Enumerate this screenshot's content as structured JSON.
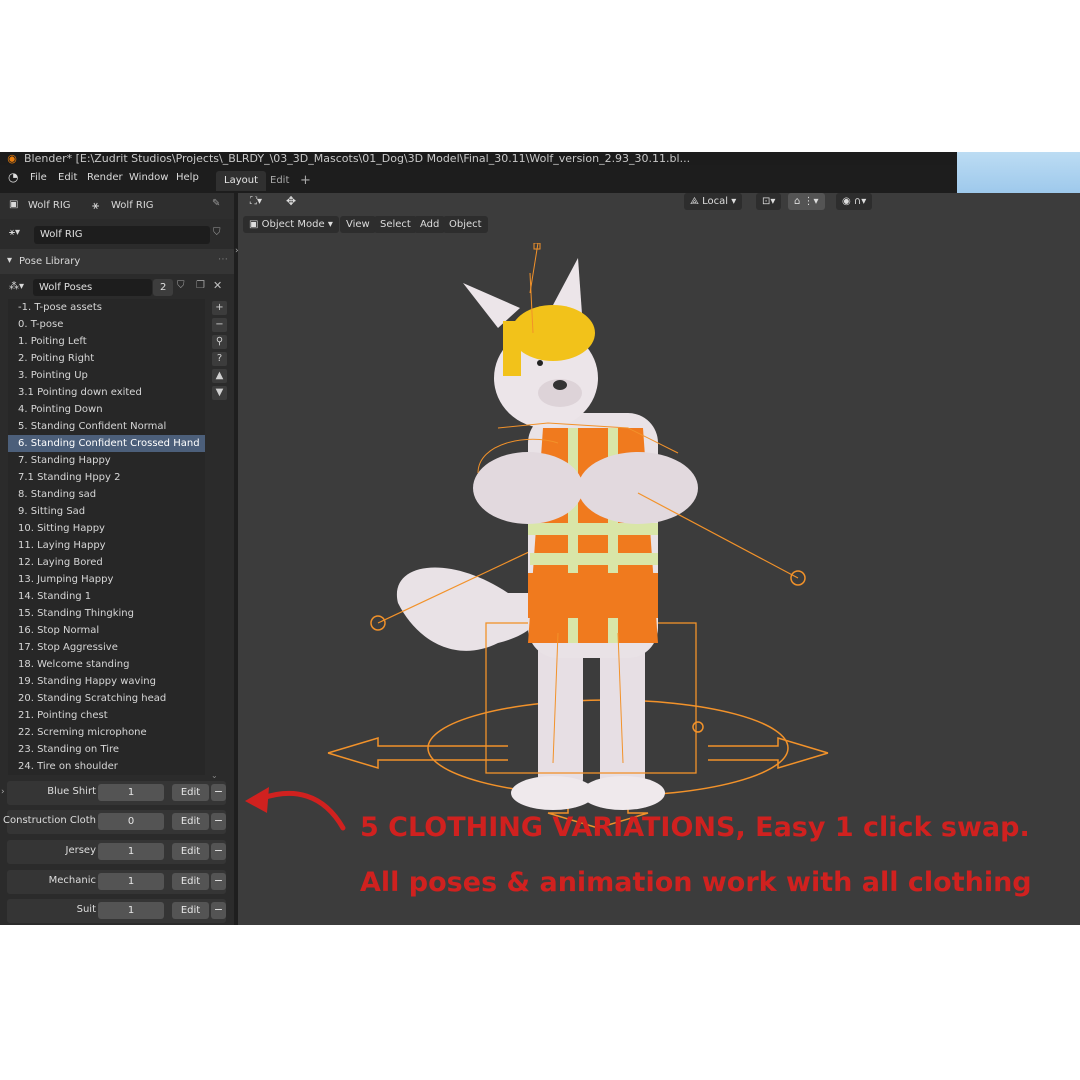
{
  "window": {
    "title": "Blender* [E:\\Zudrit Studios\\Projects\\_BLRDY_\\03_3D_Mascots\\01_Dog\\3D Model\\Final_30.11\\Wolf_version_2.93_30.11.bl..."
  },
  "menu": [
    "File",
    "Edit",
    "Render",
    "Window",
    "Help"
  ],
  "workspace_tabs": [
    {
      "label": "Layout",
      "active": true
    },
    {
      "label": "Edit",
      "active": false
    }
  ],
  "properties": {
    "breadcrumb_object": "Wolf RIG",
    "breadcrumb_armature": "Wolf RIG",
    "armature_field": "Wolf RIG",
    "panel_title": "Pose Library",
    "library_name": "Wolf Poses",
    "library_users": "2"
  },
  "poses": [
    "-1. T-pose assets",
    "0. T-pose",
    "1. Poiting Left",
    "2. Poiting Right",
    "3. Pointing Up",
    "3.1 Pointing down exited",
    "4. Pointing Down",
    "5. Standing Confident Normal",
    "6. Standing Confident Crossed Hand",
    "7. Standing Happy",
    "7.1 Standing Hppy 2",
    "8. Standing sad",
    "9. Sitting Sad",
    "10. Sitting Happy",
    "11. Laying Happy",
    "12. Laying Bored",
    "13. Jumping Happy",
    "14. Standing 1",
    "15. Standing Thingking",
    "16. Stop Normal",
    "17. Stop Aggressive",
    "18. Welcome standing",
    "19. Standing Happy waving",
    "20. Standing Scratching head",
    "21. Pointing chest",
    "22. Screming microphone",
    "23. Standing on Tire",
    "24. Tire on shoulder"
  ],
  "selected_pose": "6. Standing Confident Crossed Hand",
  "clothing": [
    {
      "name": "Blue Shirt",
      "value": "1",
      "edit": "Edit"
    },
    {
      "name": "Construction Cloth",
      "value": "0",
      "edit": "Edit"
    },
    {
      "name": "Jersey",
      "value": "1",
      "edit": "Edit"
    },
    {
      "name": "Mechanic",
      "value": "1",
      "edit": "Edit"
    },
    {
      "name": "Suit",
      "value": "1",
      "edit": "Edit"
    }
  ],
  "viewport": {
    "mode": "Object Mode",
    "menus": [
      "View",
      "Select",
      "Add",
      "Object"
    ],
    "transform_orientation": "Local"
  },
  "annotation": {
    "line1": "5 CLOTHING VARIATIONS, Easy 1 click swap.",
    "line2": "All poses & animation work with all clothing",
    "color": "#d0211f"
  },
  "colors": {
    "rig_orange": "#f2922a",
    "vest_orange": "#f07a1e",
    "helmet_yellow": "#f2c21a",
    "fur": "#e9e2e6",
    "selection_blue": "#4c5f7a"
  }
}
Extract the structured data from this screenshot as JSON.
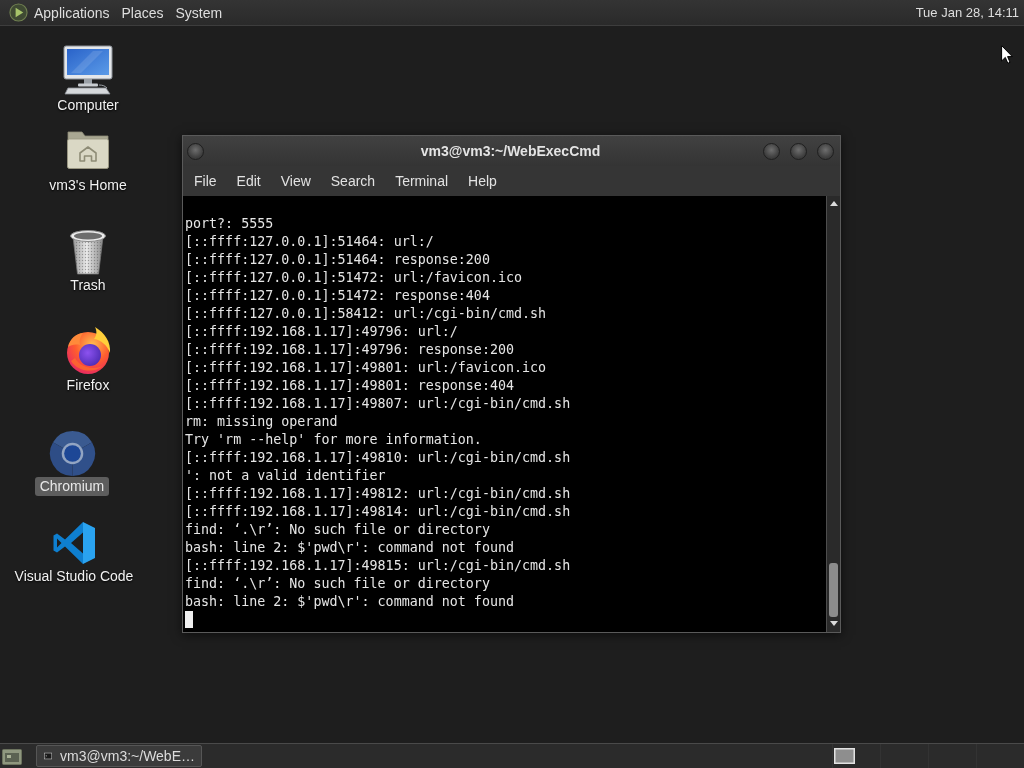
{
  "top_panel": {
    "menus": [
      "Applications",
      "Places",
      "System"
    ],
    "clock": "Tue Jan 28, 14:11"
  },
  "desktop_icons": [
    {
      "label": "Computer",
      "kind": "computer",
      "selected": false
    },
    {
      "label": "vm3's Home",
      "kind": "home",
      "selected": false
    },
    {
      "label": "Trash",
      "kind": "trash",
      "selected": false
    },
    {
      "label": "Firefox",
      "kind": "firefox",
      "selected": false
    },
    {
      "label": "Chromium",
      "kind": "chromium",
      "selected": true
    },
    {
      "label": "Visual Studio Code",
      "kind": "vscode",
      "selected": false
    }
  ],
  "terminal_window": {
    "title": "vm3@vm3:~/WebExecCmd",
    "menu": [
      "File",
      "Edit",
      "View",
      "Search",
      "Terminal",
      "Help"
    ],
    "lines": [
      "port?: 5555",
      "[::ffff:127.0.0.1]:51464: url:/",
      "[::ffff:127.0.0.1]:51464: response:200",
      "[::ffff:127.0.0.1]:51472: url:/favicon.ico",
      "[::ffff:127.0.0.1]:51472: response:404",
      "[::ffff:127.0.0.1]:58412: url:/cgi-bin/cmd.sh",
      "[::ffff:192.168.1.17]:49796: url:/",
      "[::ffff:192.168.1.17]:49796: response:200",
      "[::ffff:192.168.1.17]:49801: url:/favicon.ico",
      "[::ffff:192.168.1.17]:49801: response:404",
      "[::ffff:192.168.1.17]:49807: url:/cgi-bin/cmd.sh",
      "rm: missing operand",
      "Try 'rm --help' for more information.",
      "[::ffff:192.168.1.17]:49810: url:/cgi-bin/cmd.sh",
      "': not a valid identifier",
      "[::ffff:192.168.1.17]:49812: url:/cgi-bin/cmd.sh",
      "[::ffff:192.168.1.17]:49814: url:/cgi-bin/cmd.sh",
      "find: ‘.\\r’: No such file or directory",
      "bash: line 2: $'pwd\\r': command not found",
      "[::ffff:192.168.1.17]:49815: url:/cgi-bin/cmd.sh",
      "find: ‘.\\r’: No such file or directory",
      "bash: line 2: $'pwd\\r': command not found"
    ]
  },
  "taskbar": {
    "tasks": [
      {
        "label": "vm3@vm3:~/WebE…"
      }
    ]
  }
}
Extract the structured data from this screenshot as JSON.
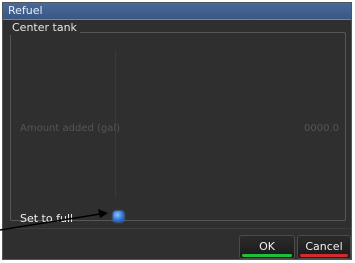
{
  "window": {
    "title": "Refuel"
  },
  "group": {
    "legend": "Center tank"
  },
  "amount": {
    "label": "Amount added (gal)",
    "value": "0000.0"
  },
  "set_to_full": {
    "label": "Set to full",
    "checked": true
  },
  "buttons": {
    "ok_label": "OK",
    "cancel_label": "Cancel"
  },
  "colors": {
    "title_bar": "#3a5784",
    "ok_accent": "#1fbf3a",
    "cancel_accent": "#d42a2a",
    "checkbox": "#2e74d8"
  },
  "icons": {
    "checkbox": "checked-checkbox-icon",
    "pointer": "callout-arrow-icon"
  }
}
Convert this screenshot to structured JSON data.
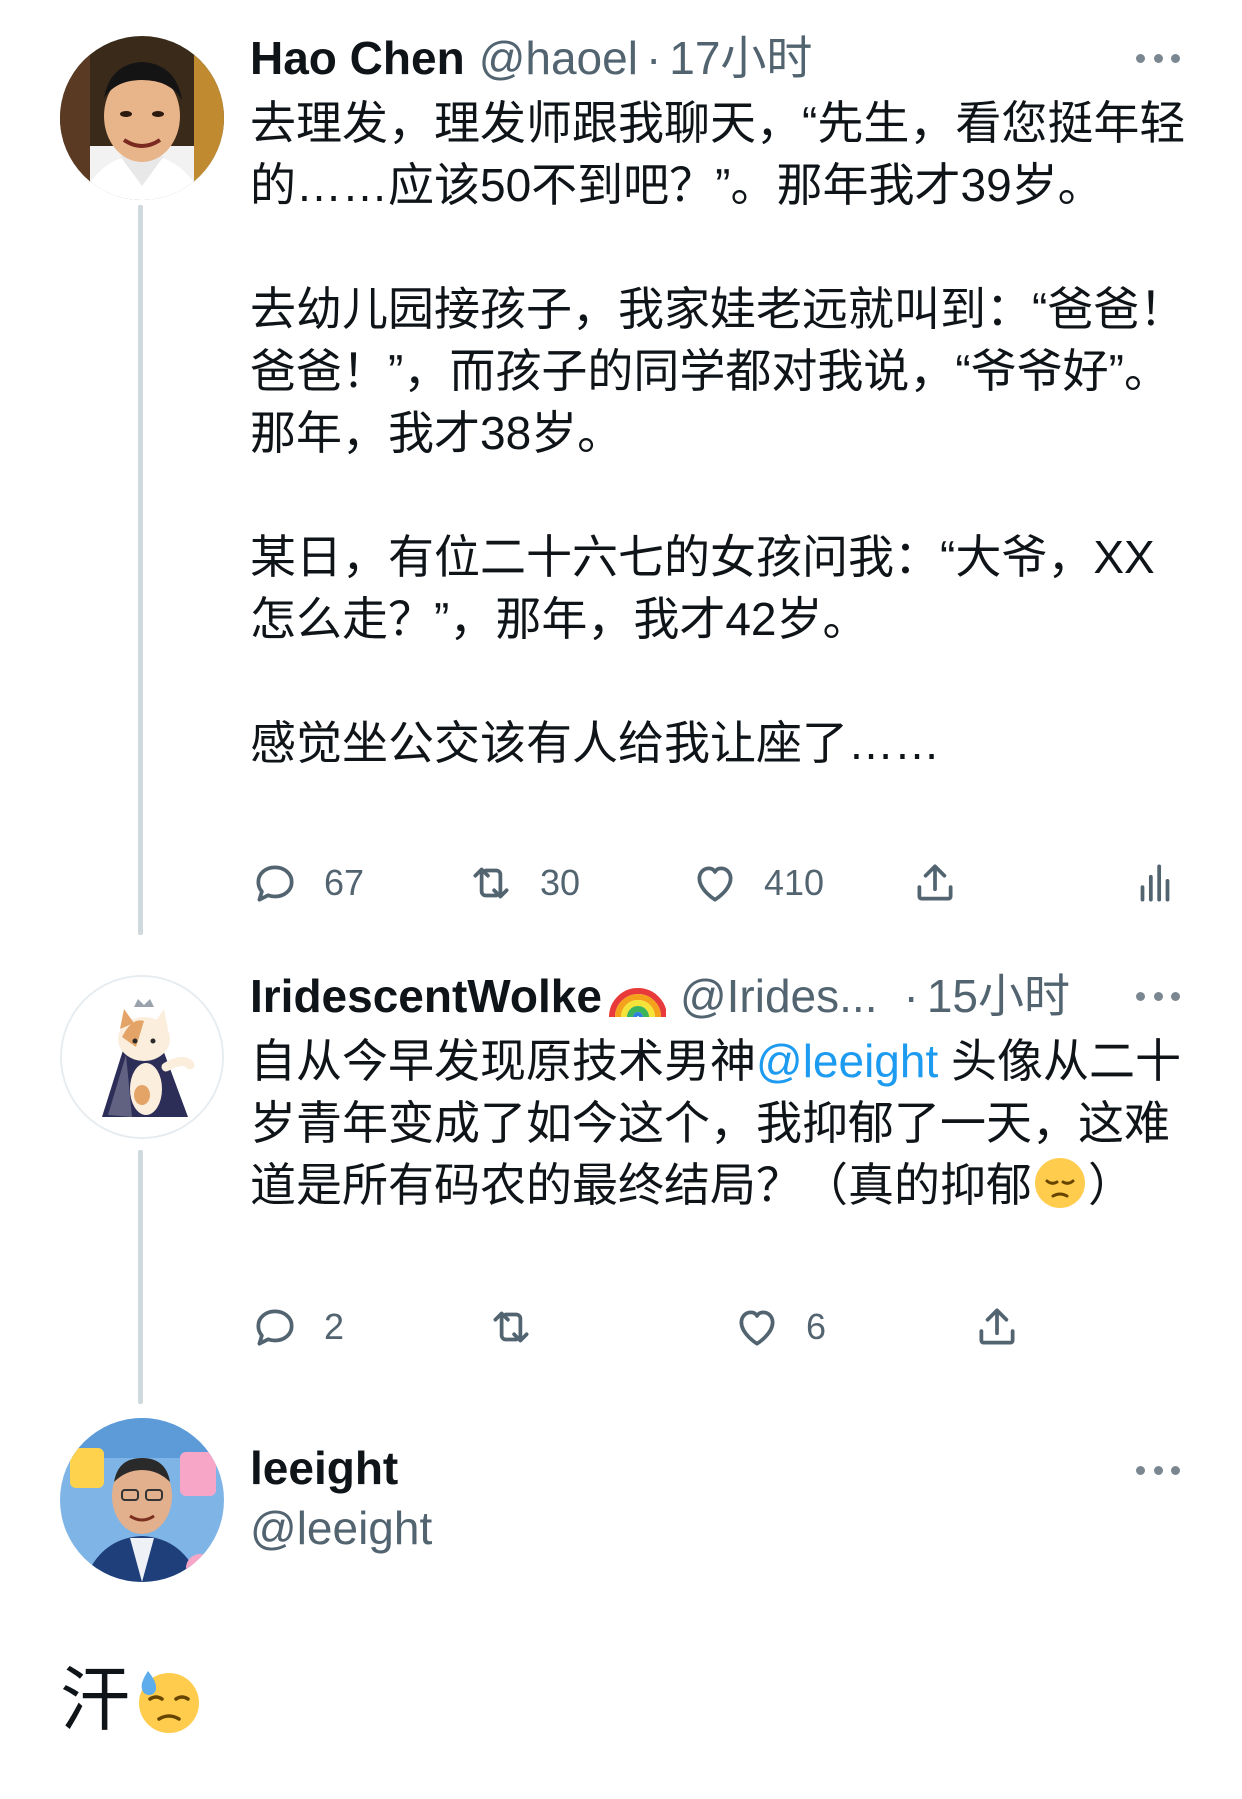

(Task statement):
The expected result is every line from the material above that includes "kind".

(Problem solution):
      "kind": "computer",
      "kind": "home",
      "kind": "trash",
      "kind": "firefox",
      "kind": "chromium",
      "kind": "vscode",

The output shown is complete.